Recently I was asked to support a group of learners with whom I have never had a lot of prior contact. Having never worked with these individuals before, I was not totally sure of their needs as far as technology integration was concerned. I was told they were a tough crowd. I only had one brief opportunity to begin to build the relationships I have found to be key when I work with educators and technology. I admit it…….. I was stressed……. extremely stressed….
Don’t misunderstand me.
I have never backed away from a challenge and the parameters of the day were hardly a challenge. I welcomed the chance to work with these educators! I had no doubts about my ability as a presenter. I knew I was more than capable of delivering an effective presentation. It certainly wasn’t about the numbers of attendees or having to provide more than one session or even about the length of the presentation.
It was about “control”. I was out of my comfort zone.
There were too many unknowns. I was in venue where typically I do not work. I had limited details about the framework of the day. I was using a technology tool which I normally use in one-to-one situations. As the day approached, I found out there were things going on behind the scenes that made me extremely uncomfortable. I was thrilled to be offered the support of one of my colleagues who works in the Spec Ed department who gave me some excellent advice. She told me to keep things simple. She told me to trust myself. She reminded me that the most important part of the workshop would be the time we could give to let the participants play and learn by doing.
So….. I did not prepare a powerpoint or Notebook presentation or Prezi…. in fact, there was no slick, scripted presentation with carefully rehearsed words at all. Instead, I created a general, one page outline for myself of important information I believed these educators would need to be effective with technology use in their roles. I looked at the resources available to them and made particular notes for myself as reminders of their whereabouts. Within the session, I built in time for the participants to actually use the technology and play. At the end, I built in time for participants to share their learning with each other.
I thought more about my audience and about each learner which is what I should have focused on from the out from the outset.
I believe the presentations went well. Individuals were appreciative of having the time to work things through for themselves. There wasn’t much sharing at the end. That’s ok. Before the second group left, I made a point of asking if there was anyone who still had a question or personal learning goal that I hadn’t met. There was a moment of silence, then one participant indicated that the two questions she originally had were answered. My “aha” moment came when asked what she wanted to learn, one participant said ” I just wanted to know how to turn it (the device) on”.

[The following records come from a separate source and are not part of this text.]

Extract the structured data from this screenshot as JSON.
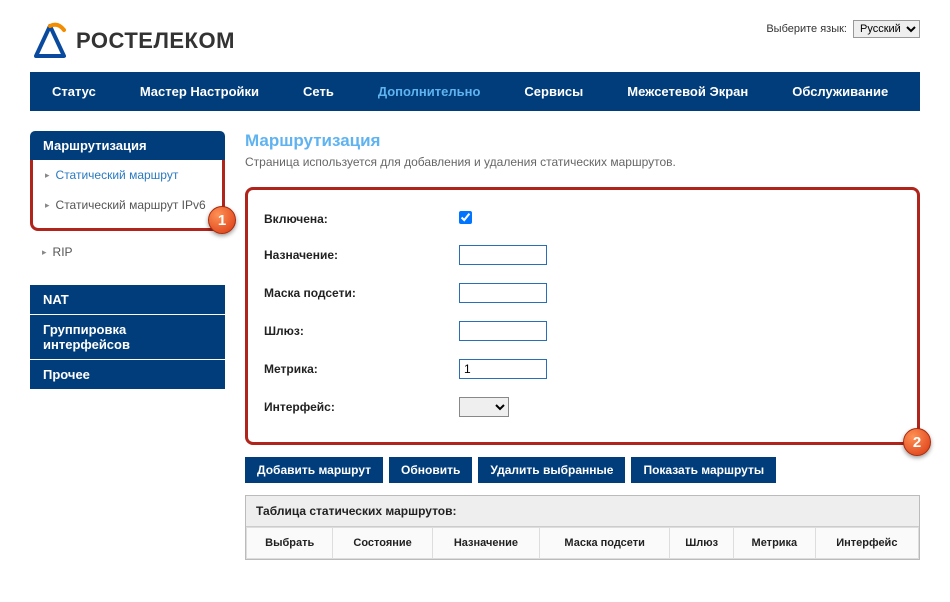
{
  "lang": {
    "label": "Выберите язык:",
    "selected": "Русский"
  },
  "brand": "РОСТЕЛЕКОМ",
  "nav": {
    "status": "Статус",
    "wizard": "Мастер Настройки",
    "network": "Сеть",
    "advanced": "Дополнительно",
    "services": "Сервисы",
    "firewall": "Межсетевой Экран",
    "maintenance": "Обслуживание"
  },
  "sidebar": {
    "routing": "Маршрутизация",
    "static_route": "Статический маршрут",
    "static_route_ipv6": "Статический маршрут IPv6",
    "rip": "RIP",
    "nat": "NAT",
    "if_group": "Группировка интерфейсов",
    "other": "Прочее"
  },
  "page": {
    "title": "Маршрутизация",
    "sub": "Страница используется для добавления и удаления статических маршрутов."
  },
  "form": {
    "enabled": "Включена:",
    "destination": "Назначение:",
    "netmask": "Маска подсети:",
    "gateway": "Шлюз:",
    "metric": "Метрика:",
    "metric_value": "1",
    "interface": "Интерфейс:"
  },
  "buttons": {
    "add": "Добавить маршрут",
    "update": "Обновить",
    "delete": "Удалить выбранные",
    "show": "Показать маршруты"
  },
  "table": {
    "title": "Таблица статических маршрутов:",
    "cols": {
      "select": "Выбрать",
      "state": "Состояние",
      "dest": "Назначение",
      "mask": "Маска подсети",
      "gw": "Шлюз",
      "metric": "Метрика",
      "iface": "Интерфейс"
    }
  },
  "markers": {
    "m1": "1",
    "m2": "2"
  }
}
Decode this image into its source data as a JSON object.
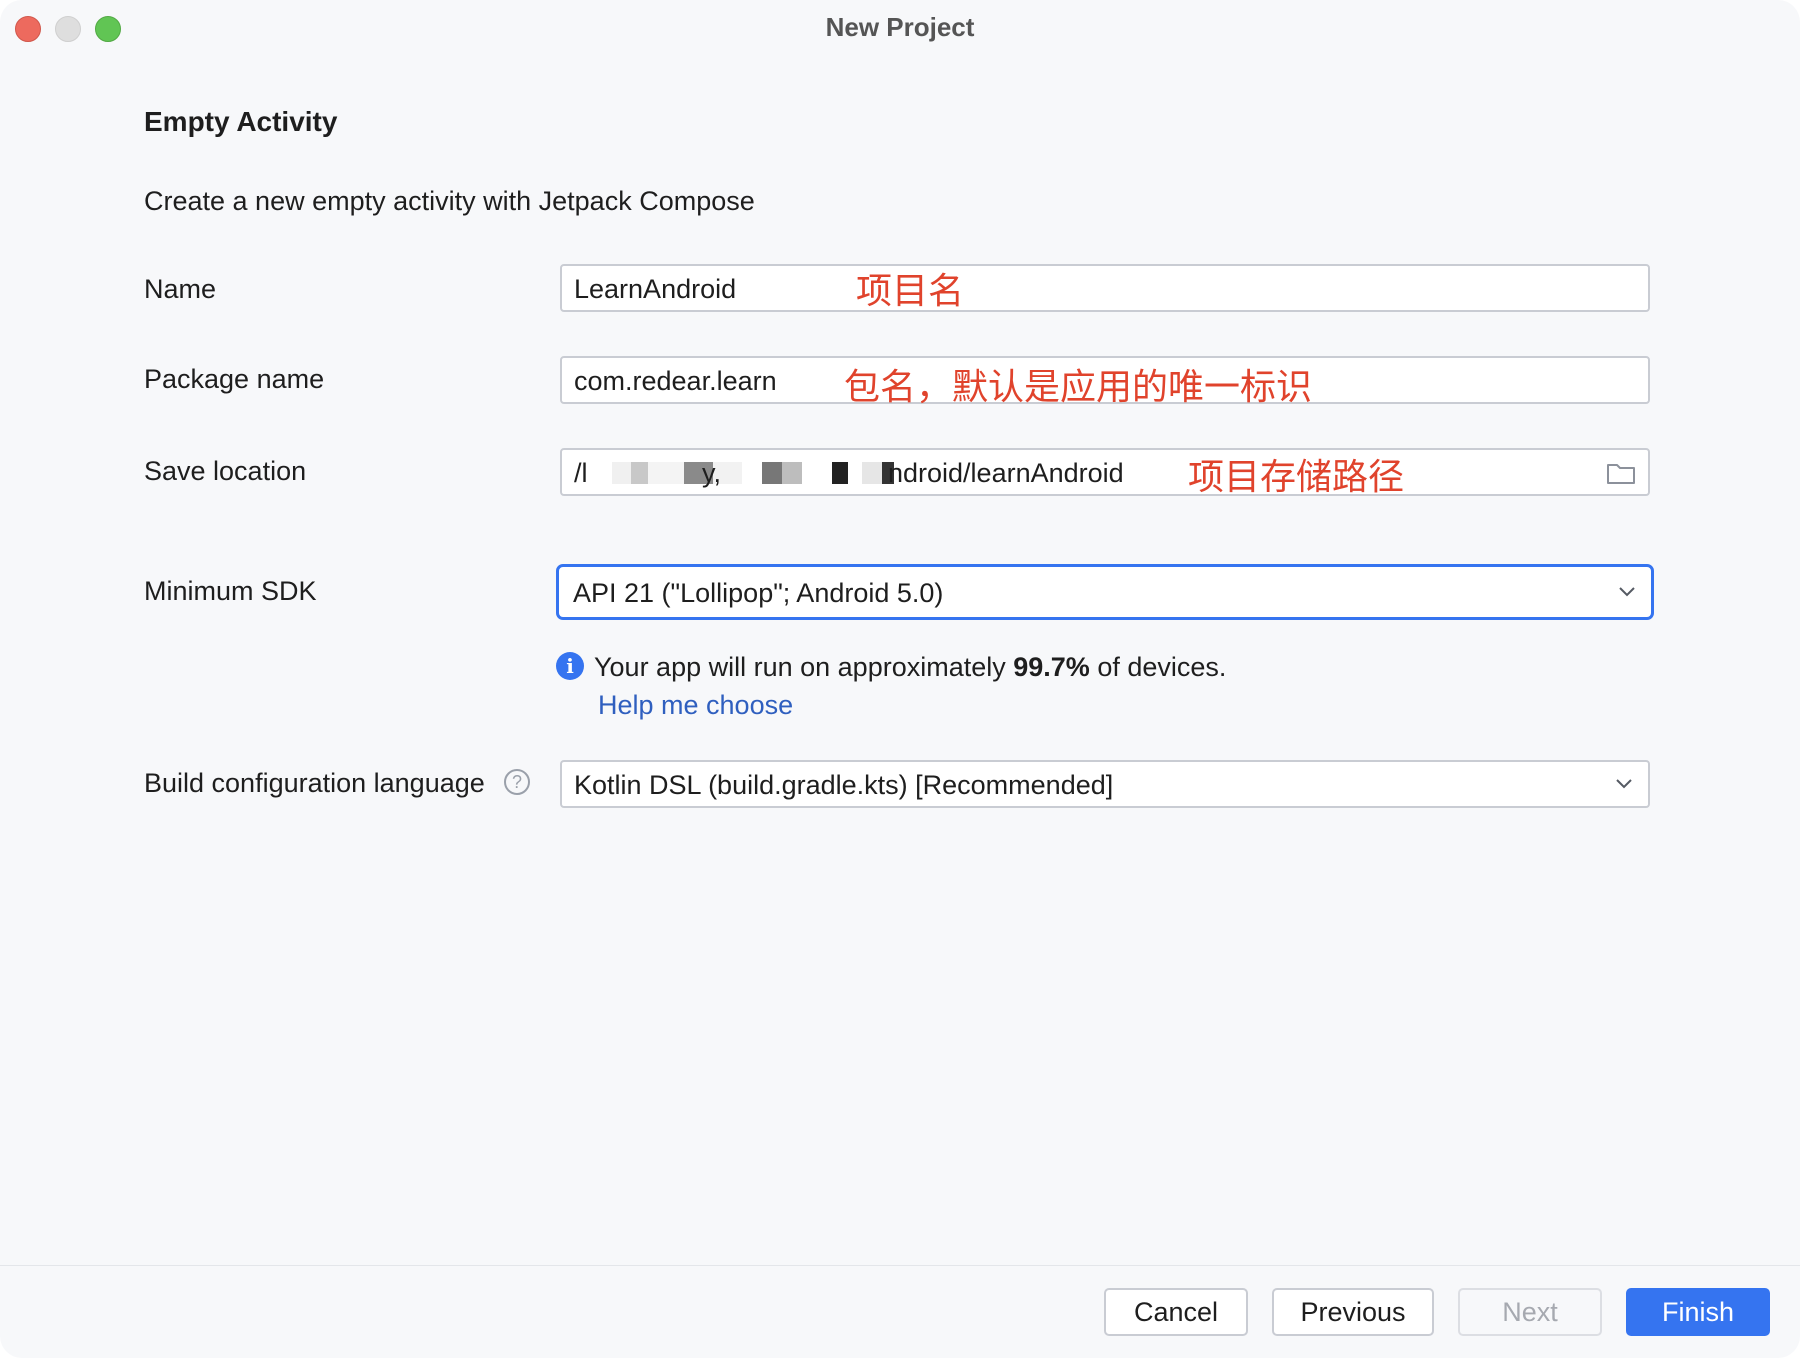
{
  "window": {
    "title": "New Project"
  },
  "template": {
    "heading": "Empty Activity",
    "description": "Create a new empty activity with Jetpack Compose"
  },
  "form": {
    "name": {
      "label": "Name",
      "value": "LearnAndroid",
      "annotation": "项目名"
    },
    "package": {
      "label": "Package name",
      "value": "com.redear.learn",
      "annotation": "包名，默认是应用的唯一标识"
    },
    "save_location": {
      "label": "Save location",
      "value_start": "/l",
      "value_mid1": "y,",
      "value_end": "ndroid/learnAndroid",
      "annotation": "项目存储路径",
      "icon": "folder-icon"
    },
    "min_sdk": {
      "label": "Minimum SDK",
      "value": "API 21 (\"Lollipop\"; Android 5.0)",
      "icon": "chevron-down-icon"
    },
    "sdk_info": {
      "icon": "info-icon",
      "prefix": "Your app will run on approximately ",
      "percent": "99.7%",
      "suffix": " of devices.",
      "link": "Help me choose"
    },
    "build_lang": {
      "label": "Build configuration language",
      "value": "Kotlin DSL (build.gradle.kts) [Recommended]",
      "help_icon": "question-icon"
    }
  },
  "footer": {
    "cancel": "Cancel",
    "previous": "Previous",
    "next": "Next",
    "finish": "Finish"
  },
  "colors": {
    "accent": "#3574f0",
    "annotation": "#e0432c",
    "link": "#2f5fbf"
  }
}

Reflection: Sometimes as educators, we get caught up in what we perceive are the expectations of the job. We work so hard to do what we think needs to be done. We listen to the countless number of voices who pull us in so many directions. We forget to keep things simple. We forget to trust our instincts. We lose sight of our audience as individuals with unique needs. We try to control each moment and bustle through our days and our lessons without taking the time to pause, reflect, evaluate, re-adjust. We forget to let go and….
…..trust the process.
I’m grateful to my friend and colleague for reminding me..
It was a good day…